Will “Unlimited Detail” Voxel Engine Still Revolutionize Gaming? Euclideon Explain Their Absence
by Omar T
If you remember the concept of Unlimited Detail and the team at Euclideon who helped coin that term 2 years ago, you might also have noticed how they’ve dropped off the face of their Earth for a prolonged amount of time. (They originally predicted 1 year).
With the cutting edge next-gen consoles from Sony and Microsoft on their way, we were still interested in the concept of Unlimited Detail with it’s potentialities. So we decided to send out an email to the company wondering if they were still interested in making a gaming engine or if they’ve shifted their goals entirely.
Well, this is the response we got:
Due to our recent launch of GeoverseTM we have been very busy showcasing the Real Time Point Cloud Data 3D visualisation capability of our software around the world, which has enjoyed positive feedback.
Our new website has launched, including historical videos (more to come) and press releases about our progress ahead.
In regard to a games engine, we are presently focusing on industries that have lacked the quality of visuals and usability afforded to gamers for some time. The capability provided by GeoverseTM with Unlimited Detail, are profound for a range of specialist fields with unwieldy software tools.
Considering we are games developers at heart, creating something special is always on our mind, we’ll let you know in the future when we can reveal a nice surprise.
It still clearly looks as if they’re still interested in the developing side of the game industry, but as they noted, their focus is more towards other industries that have not had the luxury us gamers have been experiencing. Some of their notable collaborations were for projects such as aerospace3d. It’s nice to see they’ve found an audience for their technologies but we wonder why the main focus isn’t on gaming.
Eculidean desrcibes their revolutionary technology as a form of point cloud rendering system, which uses a large number of individual points to create models, instead of a more traditional polygon mesh. According to their description, the engine uses a search algorithm to determine which of these points are visible on-screen, and then displays only these points; on a 1024×768 display, for example, the engine would display only 786,432 visible points in each frame. As the engine is displaying the same amount of points in every frame, the level of geometric detail provided is limited only by the amount of memory needed to store the point cloud data, and the rendering speed is limited only by the screen resolution.

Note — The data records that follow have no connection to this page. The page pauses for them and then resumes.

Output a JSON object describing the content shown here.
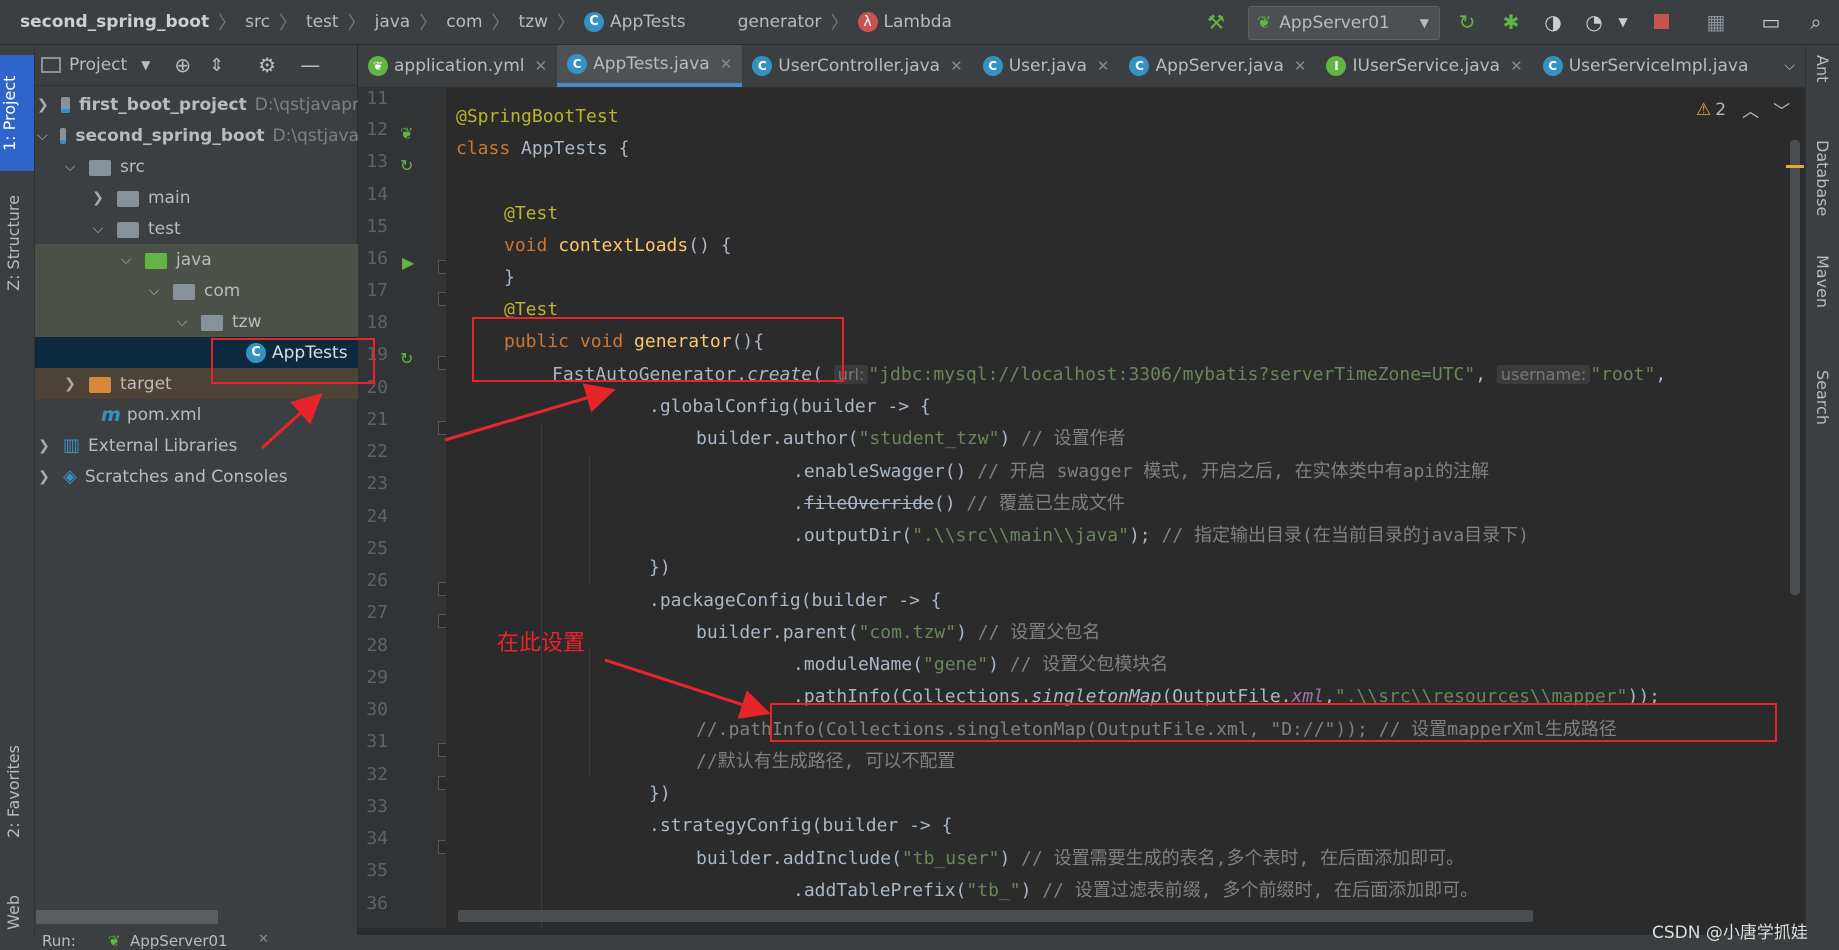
{
  "breadcrumbs": {
    "project": "second_spring_boot",
    "parts": [
      "src",
      "test",
      "java",
      "com",
      "tzw"
    ],
    "class": "AppTests",
    "method": "generator",
    "lambda": "Lambda"
  },
  "toolbar": {
    "run_config": "AppServer01"
  },
  "left_stripe": {
    "project": "1: Project",
    "structure": "Z: Structure",
    "favorites": "2: Favorites",
    "web": "Web"
  },
  "right_stripe": {
    "ant": "Ant",
    "database": "Database",
    "maven": "Maven",
    "search": "Search"
  },
  "project_panel": {
    "title": "Project",
    "tree": [
      {
        "label": "first_boot_project",
        "path": "D:\\qstjavapr"
      },
      {
        "label": "second_spring_boot",
        "path": "D:\\qstjava"
      },
      {
        "label": "src"
      },
      {
        "label": "main"
      },
      {
        "label": "test"
      },
      {
        "label": "java"
      },
      {
        "label": "com"
      },
      {
        "label": "tzw"
      },
      {
        "label": "AppTests"
      },
      {
        "label": "target"
      },
      {
        "label": "pom.xml"
      },
      {
        "label": "External Libraries"
      },
      {
        "label": "Scratches and Consoles"
      }
    ]
  },
  "tabs": [
    {
      "label": "application.yml"
    },
    {
      "label": "AppTests.java"
    },
    {
      "label": "UserController.java"
    },
    {
      "label": "User.java"
    },
    {
      "label": "AppServer.java"
    },
    {
      "label": "IUserService.java"
    },
    {
      "label": "UserServiceImpl.java"
    }
  ],
  "editor": {
    "warning_count": "2",
    "line_numbers": [
      "11",
      "12",
      "13",
      "14",
      "15",
      "16",
      "17",
      "18",
      "19",
      "20",
      "21",
      "22",
      "23",
      "24",
      "25",
      "26",
      "27",
      "28",
      "29",
      "30",
      "31",
      "32",
      "33",
      "34",
      "35",
      "36"
    ],
    "code": {
      "l12": "@SpringBootTest",
      "l13a": "class ",
      "l13b": "AppTests {",
      "l15": "@Test",
      "l16a": "void ",
      "l16b": "contextLoads",
      "l16c": "() {",
      "l17": "}",
      "l18": "@Test",
      "l19a": "public void ",
      "l19b": "generator",
      "l19c": "(){",
      "l20a": "FastAutoGenerator.",
      "l20b": "create",
      "l20c": "(",
      "l20hint1": "url:",
      "l20str1": "\"jdbc:mysql://localhost:3306/mybatis?serverTimeZone=UTC\"",
      "l20comma": ", ",
      "l20hint2": "username:",
      "l20str2": "\"root\"",
      "l20end": ",",
      "l21": ".globalConfig(builder -> {",
      "l22a": "builder.author(",
      "l22b": "\"student_tzw\"",
      "l22c": ") ",
      "l22d": "// 设置作者",
      "l23a": ".enableSwagger() ",
      "l23b": "// 开启 swagger 模式, 开启之后, 在实体类中有api的注解",
      "l24a": ".",
      "l24b": "fileOverride",
      "l24c": "() ",
      "l24d": "// 覆盖已生成文件",
      "l25a": ".outputDir(",
      "l25b": "\".\\\\src\\\\main\\\\java\"",
      "l25c": "); ",
      "l25d": "// 指定输出目录(在当前目录的java目录下)",
      "l26": "})",
      "l27": ".packageConfig(builder -> {",
      "l28a": "builder.parent(",
      "l28b": "\"com.tzw\"",
      "l28c": ") ",
      "l28d": "// 设置父包名",
      "l29a": ".moduleName(",
      "l29b": "\"gene\"",
      "l29c": ") ",
      "l29d": "// 设置父包模块名",
      "l30a": ".pathInfo(Collections.",
      "l30b": "singletonMap",
      "l30c": "(OutputFile.",
      "l30d": "xml",
      "l30e": ",",
      "l30f": "\".\\\\src\\\\resources\\\\mapper\"",
      "l30g": "));",
      "l31": "//.pathInfo(Collections.singletonMap(OutputFile.xml, \"D://\")); // 设置mapperXml生成路径",
      "l32": "//默认有生成路径, 可以不配置",
      "l33": "})",
      "l34": ".strategyConfig(builder -> {",
      "l35a": "builder.addInclude(",
      "l35b": "\"tb_user\"",
      "l35c": ") ",
      "l35d": "// 设置需要生成的表名,多个表时, 在后面添加即可。",
      "l36a": ".addTablePrefix(",
      "l36b": "\"tb_\"",
      "l36c": ") ",
      "l36d": "// 设置过滤表前缀, 多个前缀时, 在后面添加即可。"
    }
  },
  "annotation": {
    "label": "在此设置"
  },
  "bottom": {
    "run_label": "Run:",
    "run_tab": "AppServer01",
    "watermark": "CSDN @小唐学抓娃"
  }
}
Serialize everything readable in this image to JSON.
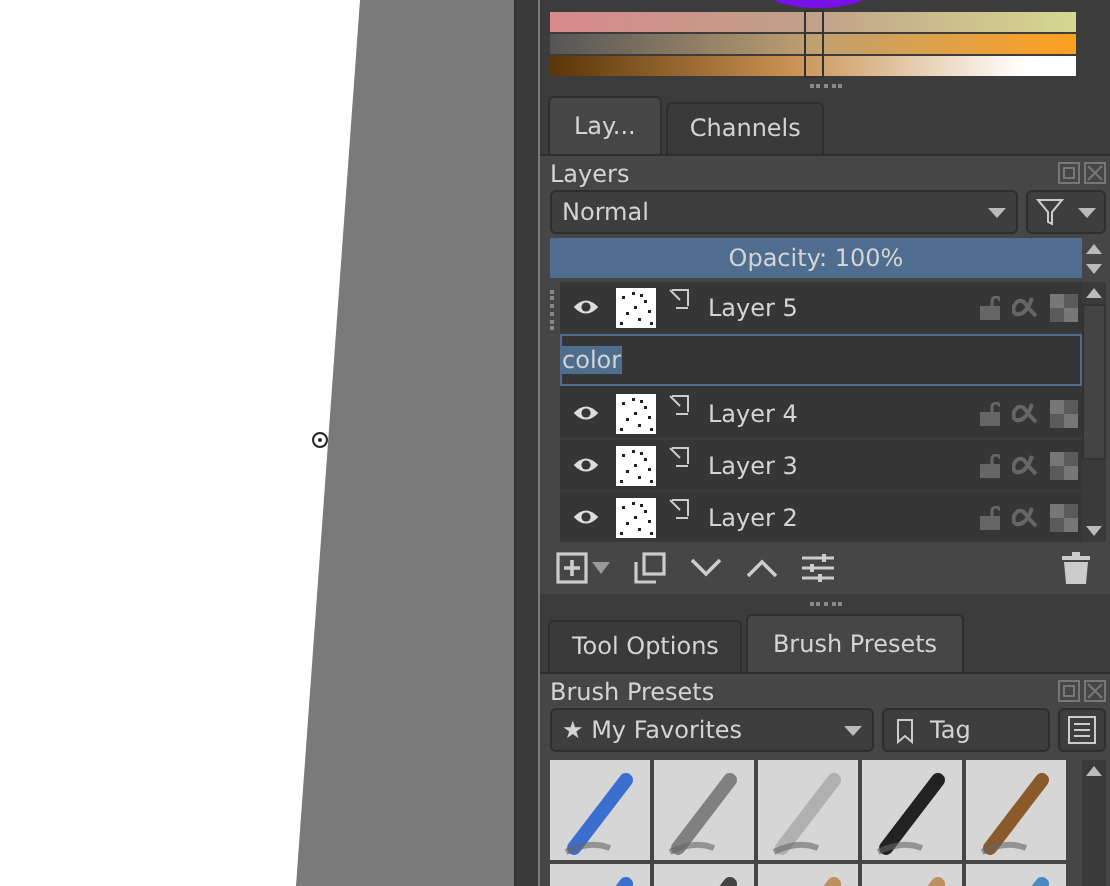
{
  "color_sliders": [
    {
      "level": 0.5
    },
    {
      "level": 0.5
    },
    {
      "level": 0.5
    }
  ],
  "top_tabs": [
    {
      "label": "Lay...",
      "selected": true
    },
    {
      "label": "Channels",
      "selected": false
    }
  ],
  "layers_panel": {
    "title": "Layers",
    "blend_mode": "Normal",
    "opacity": {
      "label": "Opacity:  100%",
      "level": 1
    },
    "layers": [
      {
        "kind": "layer",
        "name": "Layer 5",
        "visible": true
      },
      {
        "kind": "rename",
        "value": "color"
      },
      {
        "kind": "layer",
        "name": "Layer 4",
        "visible": true
      },
      {
        "kind": "layer",
        "name": "Layer 3",
        "visible": true
      },
      {
        "kind": "layer",
        "name": "Layer 2",
        "visible": true
      }
    ]
  },
  "bottom_tabs": [
    {
      "label": "Tool Options",
      "selected": false
    },
    {
      "label": "Brush Presets",
      "selected": true
    }
  ],
  "brush_presets": {
    "title": "Brush Presets",
    "tag": "★ My Favorites",
    "tag_button": "Tag"
  }
}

Back in 2010, the Australian Federal Government were so impressed with the new technology that they gave Euclidean their largest grant ever: $2 million to support the implementation of multi-platform functionality to Unlimited Detail so it would be able to run on mobile phones, game consoles, and more.
You can imagine how Euclidean technology would change the face of the industry. Mobile phones would be capable of running console-level graphics, and the Wii U would no longer be considered an under-powered system. Graphics on the PS4 and Xbox 720 would be no less impressive than in animated films.
We still have hope for the engine although it’s submerged for so long.